Insurance market likely to grow amid recession

But while talent attraction and retention remain challenges for both BigLaw and specialised insurance firms, positive growth was predicted in the insurance space back in 2022, despite legal, regulatory and socioeconomic issues facing insurers across the globe.

These issues will include environmental, social and governance (ESG) concerns, the cost-of-living crisis affecting insurance prices, and a continuing “hardening market”, according to Mr Wood, who added that businesses are also under pressure with increasing costs of employment and operation and will “feel the squeeze if their insurance programs aren’t well designed”.

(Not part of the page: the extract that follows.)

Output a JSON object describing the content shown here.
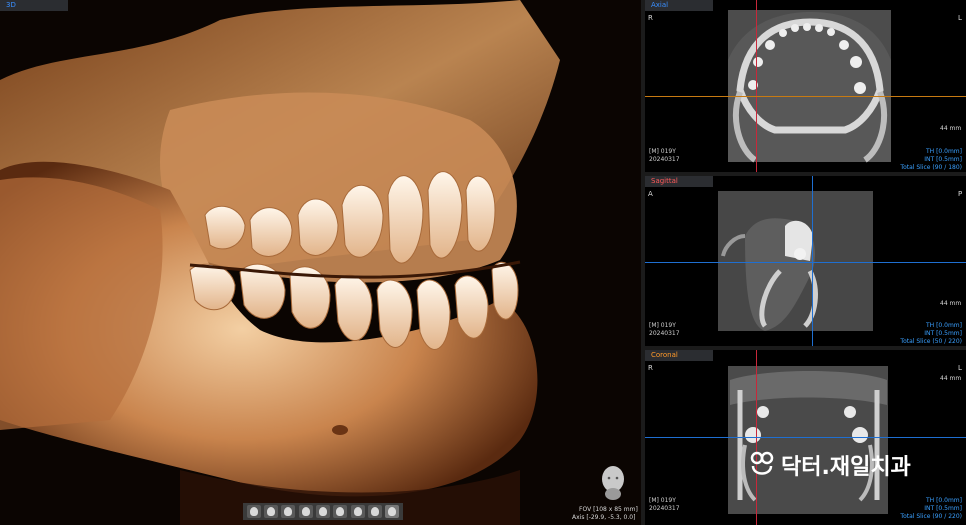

“The projected increase in frequency and severity of natural disasters, along with increasing reinsurance costs, inflation, supply chain disruptions, and labour shortages, are likely to impact premium pricing. As costs of living continue to increase, insurance affordability (and availability) will likely be a growing challenge for many households and in the country. I think that the insurance sector will continue seeing greater scrutiny in relation to good governance and compliance with regulatory reform, with continued pressure on businesses to go beyond ESG box-ticking compliance,” he explained.

“For firms operating in the insurance space, we know that while ESG and pro bono [have] always been the right thing to do, it is likely to become a requirement for large private sector clients. We have worked hard with our pro bono leader, Jilly Field, to be able to meet that requirement while also quietly doing work in the sector for people who need legal assistance.

“History also shows us that as economies tighten, the work from our core sector clients — largely, insurers — increases. We are focused on meeting existing demand and are planning, positioning for that increase and continuing to plan for the future. As any manager of a private practice law firm will tell you, our margins aren’t anything like those in the commercial litigation or corporate sectors, for example. But it’s certainly a practice area where there’s a lot of work for those who are built for it.”

This also means that the insurance sector is often affected by major catastrophes and, as such, can be hard to predict.

“Insurance seems to move at its own pace,” Mr Burgess emphasised.

“At present, the insurance market for lawyers shows no signs of abating, and even if it does, there is enough pent-up demand for lawyers that it will likely take some time to settle.”

In fact, during the global financial crisis in 2008, insurance was the “only genuinely burgeoning area of law” — something which Ms Naiman said supports the notion that in the face of a recession, insurance will “become very buoyant”.

Insurance work is reflective of market conditions and is countercyclical. Traditionally insurance work picks up when the economic conditions worsen. As the economy has been hit with inflationary/cost-of-living pressures, insurance law has picked up. There has also been growth in cyber-related insurance as well as employer liability work.

“[Only] two things could impact the market negatively — firstly, any changes to legislation affecting what and how applicants can claim (which is unlikely as the major changes in legislation to the insurance space affecting CTP and workers compensation law have already happened), or secondly, the larger insurers deciding to bring all or some of the substantive legal work in-house — but we are unlikely to see a fall in this space,” she added.

“On the contrary, I think with the ongoing large-scale cyber issues, growth in injuries-based class actions, growth in employer liability insurance, and travel insurance, we are likely to just see this area continuing to grow.”

Mr Murphy echoed a similar sentiment — and said that the insurance market is likely to “continue along the same growth” amid a recession, and if anything, “it may grow”.

“There is a perennial issue with a lot of full-service firms that insurance can be treated as the poor cousin during poor times due to the fact that charge-out rates are generally lower. Those rates are always very welcome during lean times when insurance matters continue,” he added.

“In a tougher market, there are always firms that will look for opportunities for growth. Some firms grow the most during a downturn and then ride the wave when the economy changes.”